(Component data from apps and pages)

----------------------------------------

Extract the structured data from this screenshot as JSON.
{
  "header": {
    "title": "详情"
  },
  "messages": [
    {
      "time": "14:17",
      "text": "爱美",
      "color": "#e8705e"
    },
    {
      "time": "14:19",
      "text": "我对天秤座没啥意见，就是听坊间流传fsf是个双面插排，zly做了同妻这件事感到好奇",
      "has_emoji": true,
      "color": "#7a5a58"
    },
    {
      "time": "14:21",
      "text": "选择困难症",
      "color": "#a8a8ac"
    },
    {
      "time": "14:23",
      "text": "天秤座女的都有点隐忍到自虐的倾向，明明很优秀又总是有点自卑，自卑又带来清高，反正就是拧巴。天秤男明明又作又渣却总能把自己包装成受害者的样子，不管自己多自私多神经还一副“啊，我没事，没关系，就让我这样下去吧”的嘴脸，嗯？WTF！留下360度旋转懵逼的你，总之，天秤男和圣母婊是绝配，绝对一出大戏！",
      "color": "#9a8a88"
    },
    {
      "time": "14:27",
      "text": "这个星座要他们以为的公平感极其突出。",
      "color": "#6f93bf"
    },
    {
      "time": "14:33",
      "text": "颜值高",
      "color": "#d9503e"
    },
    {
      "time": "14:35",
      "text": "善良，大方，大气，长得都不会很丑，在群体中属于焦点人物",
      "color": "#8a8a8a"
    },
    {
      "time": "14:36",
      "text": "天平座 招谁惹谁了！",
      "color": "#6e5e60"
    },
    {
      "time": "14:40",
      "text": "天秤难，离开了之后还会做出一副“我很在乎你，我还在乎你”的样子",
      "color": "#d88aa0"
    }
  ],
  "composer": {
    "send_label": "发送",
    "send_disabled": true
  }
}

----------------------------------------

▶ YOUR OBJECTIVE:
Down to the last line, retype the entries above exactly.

▶ YOUR SOLUTION:
Extract the structured data from this screenshot as JSON.
{
  "header": {
    "title": "详情"
  },
  "messages": [
    {
      "time": "14:17",
      "text": "爱美",
      "color": "#e8705e"
    },
    {
      "time": "14:19",
      "text": "我对天秤座没啥意见，就是听坊间流传fsf是个双面插排，zly做了同妻这件事感到好奇",
      "has_emoji": true,
      "color": "#7a5a58"
    },
    {
      "time": "14:21",
      "text": "选择困难症",
      "color": "#a8a8ac"
    },
    {
      "time": "14:23",
      "text": "天秤座女的都有点隐忍到自虐的倾向，明明很优秀又总是有点自卑，自卑又带来清高，反正就是拧巴。天秤男明明又作又渣却总能把自己包装成受害者的样子，不管自己多自私多神经还一副“啊，我没事，没关系，就让我这样下去吧”的嘴脸，嗯？WTF！留下360度旋转懵逼的你，总之，天秤男和圣母婊是绝配，绝对一出大戏！",
      "color": "#9a8a88"
    },
    {
      "time": "14:27",
      "text": "这个星座要他们以为的公平感极其突出。",
      "color": "#6f93bf"
    },
    {
      "time": "14:33",
      "text": "颜值高",
      "color": "#d9503e"
    },
    {
      "time": "14:35",
      "text": "善良，大方，大气，长得都不会很丑，在群体中属于焦点人物",
      "color": "#8a8a8a"
    },
    {
      "time": "14:36",
      "text": "天平座 招谁惹谁了！",
      "color": "#6e5e60"
    },
    {
      "time": "14:40",
      "text": "天秤难，离开了之后还会做出一副“我很在乎你，我还在乎你”的样子",
      "color": "#d88aa0"
    }
  ],
  "composer": {
    "send_label": "发送",
    "send_disabled": true
  }
}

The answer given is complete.